tumor marker      A substance sometimes found in the blood, other body fluids, or tissues. A high level of tumor marker may mean that a certain type of cancer is in the body. Examples of tumor markers include CA 125 (ovarian cancer), CA 15-3 (breast cancer), CEA (ovarian, lung, breast, pancreas, and gastrointestinal tract cancers), and PSA (prostate cancer). Also called biomarker.

tumor necrosis factor  (TOO-mer ne-KRO-sis)    A type of biological response modifier (a substance that can improve the body's natural response to disease). Three types of tumor necrosis factor have been identified: alpha, beta, and gamma. Tumor necrosis factor seems to play a role in the breakdown of cancer cells.

tumor suppressor gene  (TOO-mer)    Genes in the body that can suppress or block the development of cancer.

tumor-specific antigen      A protein or other molecule that is unique to cancer cells or is much more abundant in them. These molecules are usually found in the plasma (outer) membrane, and they are thought to be potential targets for immunotherapy or other types of anticancer treatment.

uncontrolled study      A clinical study that lacks a comparison (i.e., a control) group.

undifferentiated      A term used to describe cells or tissues that do not have specialized ("mature") structures or functions. Undifferentiated cancer cells often grow and spread quickly.

unresectable      Unable to be removed with surgery.

unresectable gallbladder cancer      Cancer that has spread to the tissues around the gallbladder (such as the liver, stomach, pancreas, intestine, or lymph nodes in the area) and cannot be surgically removed.

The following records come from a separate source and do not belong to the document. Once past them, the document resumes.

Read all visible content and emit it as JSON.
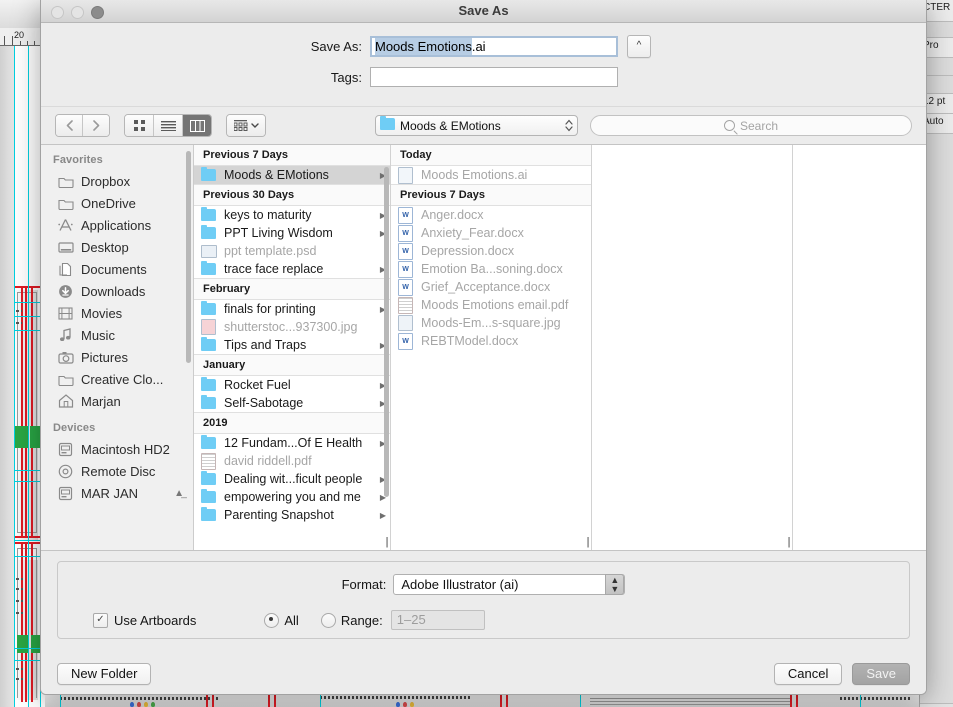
{
  "background": {
    "ruler_label": "20",
    "right_panel": [
      {
        "text": "CTER"
      },
      {
        "text": ""
      },
      {
        "text": "Pro"
      },
      {
        "text": ""
      },
      {
        "text": ""
      },
      {
        "text": "12 pt"
      },
      {
        "text": "Auto"
      },
      {
        "text": ""
      }
    ]
  },
  "dialog": {
    "title": "Save As",
    "traffic_lights": [
      "close-button",
      "minimize-button",
      "zoom-button"
    ]
  },
  "name_area": {
    "save_as_label": "Save As:",
    "file_name_selected": "Moods Emotions",
    "file_name_extension": ".ai",
    "disclosure_icon": "chevron-up-icon",
    "tags_label": "Tags:",
    "tags_value": "",
    "tags_placeholder": ""
  },
  "toolbar": {
    "back_icon": "chevron-left-icon",
    "forward_icon": "chevron-right-icon",
    "view_icon_grid": "icon-view-icon",
    "view_icon_list": "list-view-icon",
    "view_icon_column": "column-view-icon",
    "arrange_icon": "arrange-items-icon",
    "arrange_chevron": "chevron-down-icon",
    "path_folder_icon": "folder-icon",
    "path_label": "Moods & EMotions",
    "path_stepper_icon": "up-down-stepper-icon",
    "search_icon": "search-icon",
    "search_placeholder": "Search",
    "search_value": ""
  },
  "sidebar": {
    "sections": [
      {
        "header": "Favorites",
        "items": [
          {
            "label": "Dropbox",
            "icon": "folder-icon",
            "eject": false
          },
          {
            "label": "OneDrive",
            "icon": "folder-icon",
            "eject": false
          },
          {
            "label": "Applications",
            "icon": "applications-icon",
            "eject": false
          },
          {
            "label": "Desktop",
            "icon": "desktop-icon",
            "eject": false
          },
          {
            "label": "Documents",
            "icon": "documents-icon",
            "eject": false
          },
          {
            "label": "Downloads",
            "icon": "downloads-icon",
            "eject": false
          },
          {
            "label": "Movies",
            "icon": "movies-icon",
            "eject": false
          },
          {
            "label": "Music",
            "icon": "music-icon",
            "eject": false
          },
          {
            "label": "Pictures",
            "icon": "pictures-icon",
            "eject": false
          },
          {
            "label": "Creative Clo...",
            "icon": "folder-icon",
            "eject": false
          },
          {
            "label": "Marjan",
            "icon": "home-icon",
            "eject": false
          }
        ]
      },
      {
        "header": "Devices",
        "items": [
          {
            "label": "Macintosh HD2",
            "icon": "hard-drive-icon",
            "eject": false
          },
          {
            "label": "Remote Disc",
            "icon": "disc-icon",
            "eject": false
          },
          {
            "label": "MAR JAN",
            "icon": "hard-drive-icon",
            "eject": true
          }
        ]
      }
    ],
    "eject_icon": "eject-icon"
  },
  "columns": [
    {
      "groups": [
        {
          "header": "Previous 7 Days",
          "rows": [
            {
              "name": "Moods & EMotions",
              "icon": "folder-icon",
              "chevron": true,
              "dim": false,
              "selected": true
            }
          ]
        },
        {
          "header": "Previous 30 Days",
          "rows": [
            {
              "name": "keys to maturity",
              "icon": "folder-icon",
              "chevron": true,
              "dim": false,
              "selected": false
            },
            {
              "name": "PPT Living Wisdom",
              "icon": "folder-icon",
              "chevron": true,
              "dim": false,
              "selected": false
            },
            {
              "name": "ppt template.psd",
              "icon": "psd-file-icon",
              "chevron": false,
              "dim": true,
              "selected": false
            },
            {
              "name": "trace face replace",
              "icon": "folder-icon",
              "chevron": true,
              "dim": false,
              "selected": false
            }
          ]
        },
        {
          "header": "February",
          "rows": [
            {
              "name": "finals for printing",
              "icon": "folder-icon",
              "chevron": true,
              "dim": false,
              "selected": false
            },
            {
              "name": "shutterstoc...937300.jpg",
              "icon": "image-file-icon",
              "chevron": false,
              "dim": true,
              "selected": false
            },
            {
              "name": "Tips and Traps",
              "icon": "folder-icon",
              "chevron": true,
              "dim": false,
              "selected": false
            }
          ]
        },
        {
          "header": "January",
          "rows": [
            {
              "name": "Rocket Fuel",
              "icon": "folder-icon",
              "chevron": true,
              "dim": false,
              "selected": false
            },
            {
              "name": "Self-Sabotage",
              "icon": "folder-icon",
              "chevron": true,
              "dim": false,
              "selected": false
            }
          ]
        },
        {
          "header": "2019",
          "rows": [
            {
              "name": "12 Fundam...Of E Health",
              "icon": "folder-icon",
              "chevron": true,
              "dim": false,
              "selected": false
            },
            {
              "name": "david riddell.pdf",
              "icon": "pdf-file-icon",
              "chevron": false,
              "dim": true,
              "selected": false
            },
            {
              "name": "Dealing wit...ficult people",
              "icon": "folder-icon",
              "chevron": true,
              "dim": false,
              "selected": false
            },
            {
              "name": "empowering you and me",
              "icon": "folder-icon",
              "chevron": true,
              "dim": false,
              "selected": false
            },
            {
              "name": "Parenting Snapshot",
              "icon": "folder-icon",
              "chevron": true,
              "dim": false,
              "selected": false
            }
          ]
        }
      ],
      "resize_handle": "column-resize-handle"
    },
    {
      "groups": [
        {
          "header": "Today",
          "rows": [
            {
              "name": "Moods Emotions.ai",
              "icon": "ai-file-icon",
              "chevron": false,
              "dim": true,
              "selected": false
            }
          ]
        },
        {
          "header": "Previous 7 Days",
          "rows": [
            {
              "name": "Anger.docx",
              "icon": "word-file-icon",
              "chevron": false,
              "dim": true,
              "selected": false
            },
            {
              "name": "Anxiety_Fear.docx",
              "icon": "word-file-icon",
              "chevron": false,
              "dim": true,
              "selected": false
            },
            {
              "name": "Depression.docx",
              "icon": "word-file-icon",
              "chevron": false,
              "dim": true,
              "selected": false
            },
            {
              "name": "Emotion Ba...soning.docx",
              "icon": "word-file-icon",
              "chevron": false,
              "dim": true,
              "selected": false
            },
            {
              "name": "Grief_Acceptance.docx",
              "icon": "word-file-icon",
              "chevron": false,
              "dim": true,
              "selected": false
            },
            {
              "name": "Moods Emotions email.pdf",
              "icon": "pdf-file-icon",
              "chevron": false,
              "dim": true,
              "selected": false
            },
            {
              "name": "Moods-Em...s-square.jpg",
              "icon": "image-file-icon",
              "chevron": false,
              "dim": true,
              "selected": false
            },
            {
              "name": "REBTModel.docx",
              "icon": "word-file-icon",
              "chevron": false,
              "dim": true,
              "selected": false
            }
          ]
        }
      ],
      "resize_handle": "column-resize-handle"
    }
  ],
  "options": {
    "format_label": "Format:",
    "format_value": "Adobe Illustrator (ai)",
    "format_stepper_icon": "up-down-stepper-icon",
    "use_artboards_label": "Use Artboards",
    "use_artboards_checked": true,
    "check_glyph": "✓",
    "all_label": "All",
    "all_selected": true,
    "range_label": "Range:",
    "range_selected": false,
    "range_value": "1–25"
  },
  "footer": {
    "new_folder_label": "New Folder",
    "cancel_label": "Cancel",
    "save_label": "Save",
    "save_disabled": true
  },
  "colors": {
    "selection_blue": "#b7cde4",
    "folder_blue": "#6fcdf5",
    "guide_cyan": "#00d0e0",
    "artwork_red": "#e01b24",
    "artwork_green": "#29a745"
  }
}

vaccine therapy      A type of treatment that uses a substance or group of substances to stimulate the immune system to destroy a tumor or infectious microorganisms such as bacteria or viruses.

valerian      Valeriana officinalis. A plant whose roots are used as a sedative and to treat certain medical conditions. It is being studied as a way to improve sleep in cancer patients undergoing treatment. Also called garden valerian, Indian valerian, Pacific valerian, Mexican valerian, garden heliotrope, and Valerianae radix. 

WBC      White blood cell. Refers to a blood cell that does not contain hemoglobin. White blood cells include lymphocytes, neutrophils, eosinophils, macrophages, and mast cells. These cells are made by bone marrow and help the body fight infection and other diseases.

wild clover      Trifolium pratense. A plant whose flowers have been used in some cultures to treat certain medical problems. It is being studied in the relief of menopausal symptoms and may have anticancer effects. Also called red clover and purple clover.

Wilms' tumor      A kidney cancer that usually occurs in children younger than 5 years old.

Wobe-Mugos E      A mixture made from an extract of the calf thymus gland and enzymes (proteins that speed up chemical reactions in the body) from the papaya plant, the pancreas of cows, and the pancreas of pigs. It has been used in Europe as a treatment for a variety of cancers and for herpes virus infections.

x-ray therapy      The use of high-energy radiation from x-rays to kill cancer cells and shrink tumors. Radiation may come from a machine outside the body (external-beam radiation therapy) or from materials called radioisotopes. Radioisotopes produce radiation and can be placed in or near the tumor or in the area near cancer cells. This type of radiation treatment is called internal radiation therapy, implant radiation, interstitial radiation, or brachytherapy. Systemic radiation therapy uses a radioactive substance, such as a radiolabeled monoclonal antibody, that circulates throughout the body. X-ray therapy is also called radiation therapy, radiotherapy, and irradiation. 

xenograft      The cells of one species transplanted to another species.

yttrium  (IH-tree-um)    A rare elemental metal. A radioactive form of yttrium is used in radiation therapy and some types of immunotherapy.